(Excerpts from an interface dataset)
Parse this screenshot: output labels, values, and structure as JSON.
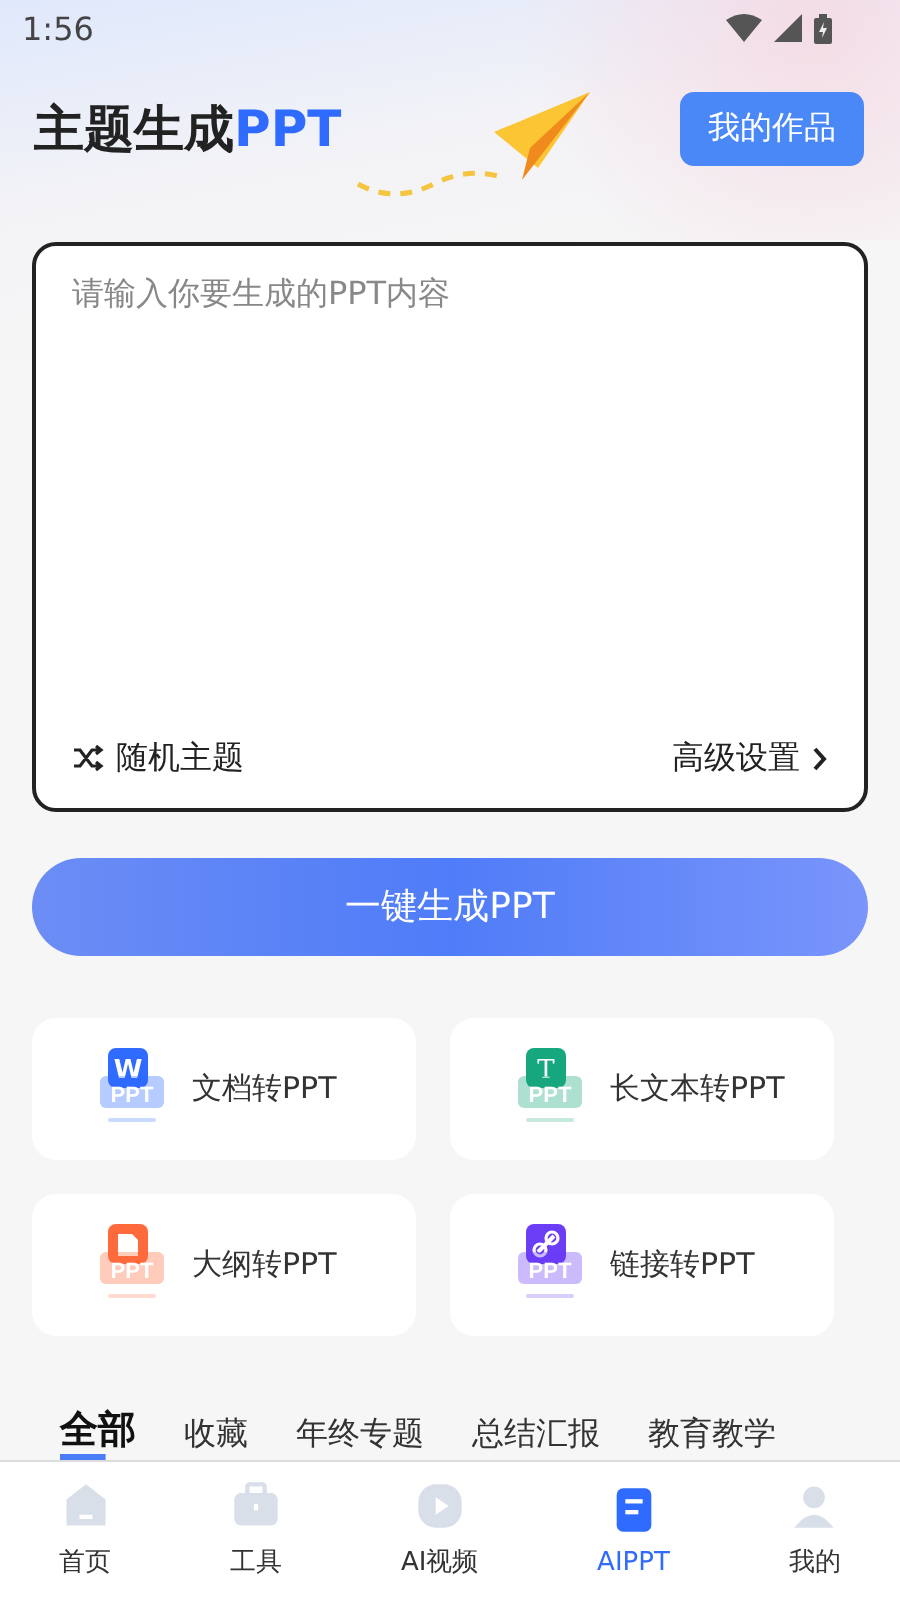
{
  "status_bar": {
    "time": "1:56"
  },
  "header": {
    "title": "主题生成",
    "title_accent": "PPT",
    "my_works_button": "我的作品"
  },
  "prompt": {
    "placeholder": "请输入你要生成的PPT内容",
    "random_topic": "随机主题",
    "advanced_settings": "高级设置"
  },
  "generate_button": "一键生成PPT",
  "tools": [
    {
      "kind": "word",
      "glyph": "W",
      "badge": "PPT",
      "label": "文档转PPT",
      "color": "#2f6bff"
    },
    {
      "kind": "text",
      "glyph": "T",
      "badge": "PPT",
      "label": "长文本转PPT",
      "color": "#17a77f"
    },
    {
      "kind": "outline",
      "badge": "PPT",
      "label": "大纲转PPT",
      "color": "#ff6a3d"
    },
    {
      "kind": "link",
      "badge": "PPT",
      "label": "链接转PPT",
      "color": "#6b3df5"
    }
  ],
  "categories": [
    {
      "label": "全部",
      "selected": true
    },
    {
      "label": "收藏",
      "selected": false
    },
    {
      "label": "年终专题",
      "selected": false
    },
    {
      "label": "总结汇报",
      "selected": false
    },
    {
      "label": "教育教学",
      "selected": false
    }
  ],
  "nav": [
    {
      "kind": "home",
      "label": "首页",
      "selected": false
    },
    {
      "kind": "tools",
      "label": "工具",
      "selected": false
    },
    {
      "kind": "video",
      "label": "AI视频",
      "selected": false
    },
    {
      "kind": "ppt",
      "label": "AIPPT",
      "selected": true
    },
    {
      "kind": "me",
      "label": "我的",
      "selected": false
    }
  ]
}
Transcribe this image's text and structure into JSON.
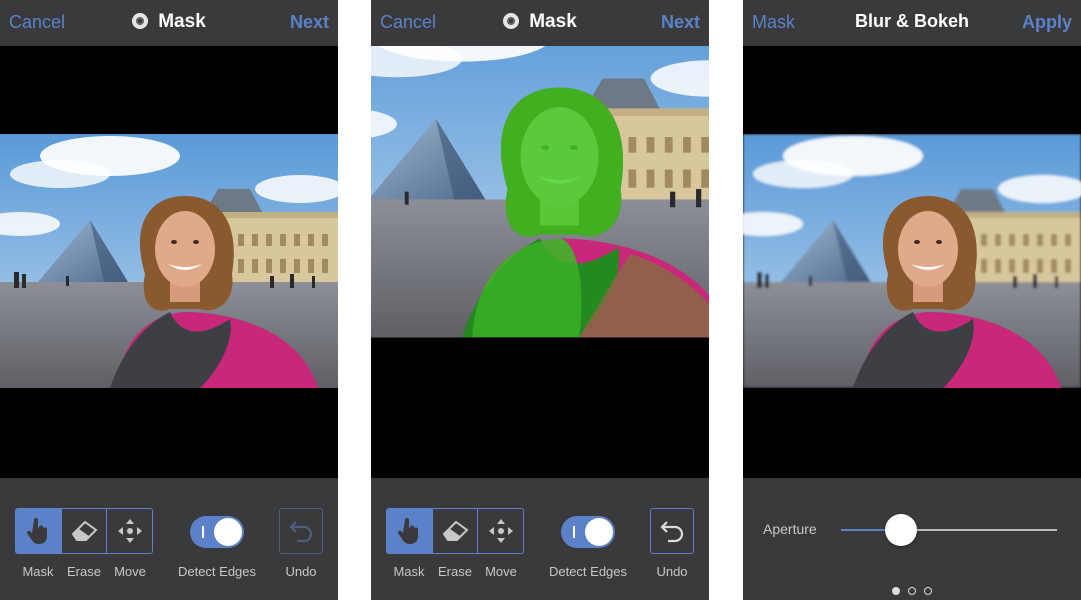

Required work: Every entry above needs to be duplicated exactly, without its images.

Solution to this problem:
Parse this screenshot: output labels, values, and structure as JSON.
{
  "status_bar": {
    "time": "1:56"
  },
  "header": {
    "title": "主题生成",
    "title_accent": "PPT",
    "my_works_button": "我的作品"
  },
  "prompt": {
    "placeholder": "请输入你要生成的PPT内容",
    "random_topic": "随机主题",
    "advanced_settings": "高级设置"
  },
  "generate_button": "一键生成PPT",
  "tools": [
    {
      "kind": "word",
      "glyph": "W",
      "badge": "PPT",
      "label": "文档转PPT",
      "color": "#2f6bff"
    },
    {
      "kind": "text",
      "glyph": "T",
      "badge": "PPT",
      "label": "长文本转PPT",
      "color": "#17a77f"
    },
    {
      "kind": "outline",
      "badge": "PPT",
      "label": "大纲转PPT",
      "color": "#ff6a3d"
    },
    {
      "kind": "link",
      "badge": "PPT",
      "label": "链接转PPT",
      "color": "#6b3df5"
    }
  ],
  "categories": [
    {
      "label": "全部",
      "selected": true
    },
    {
      "label": "收藏",
      "selected": false
    },
    {
      "label": "年终专题",
      "selected": false
    },
    {
      "label": "总结汇报",
      "selected": false
    },
    {
      "label": "教育教学",
      "selected": false
    }
  ],
  "nav": [
    {
      "kind": "home",
      "label": "首页",
      "selected": false
    },
    {
      "kind": "tools",
      "label": "工具",
      "selected": false
    },
    {
      "kind": "video",
      "label": "AI视频",
      "selected": false
    },
    {
      "kind": "ppt",
      "label": "AIPPT",
      "selected": true
    },
    {
      "kind": "me",
      "label": "我的",
      "selected": false
    }
  ]
}
Transcribe this image's text and structure into JSON.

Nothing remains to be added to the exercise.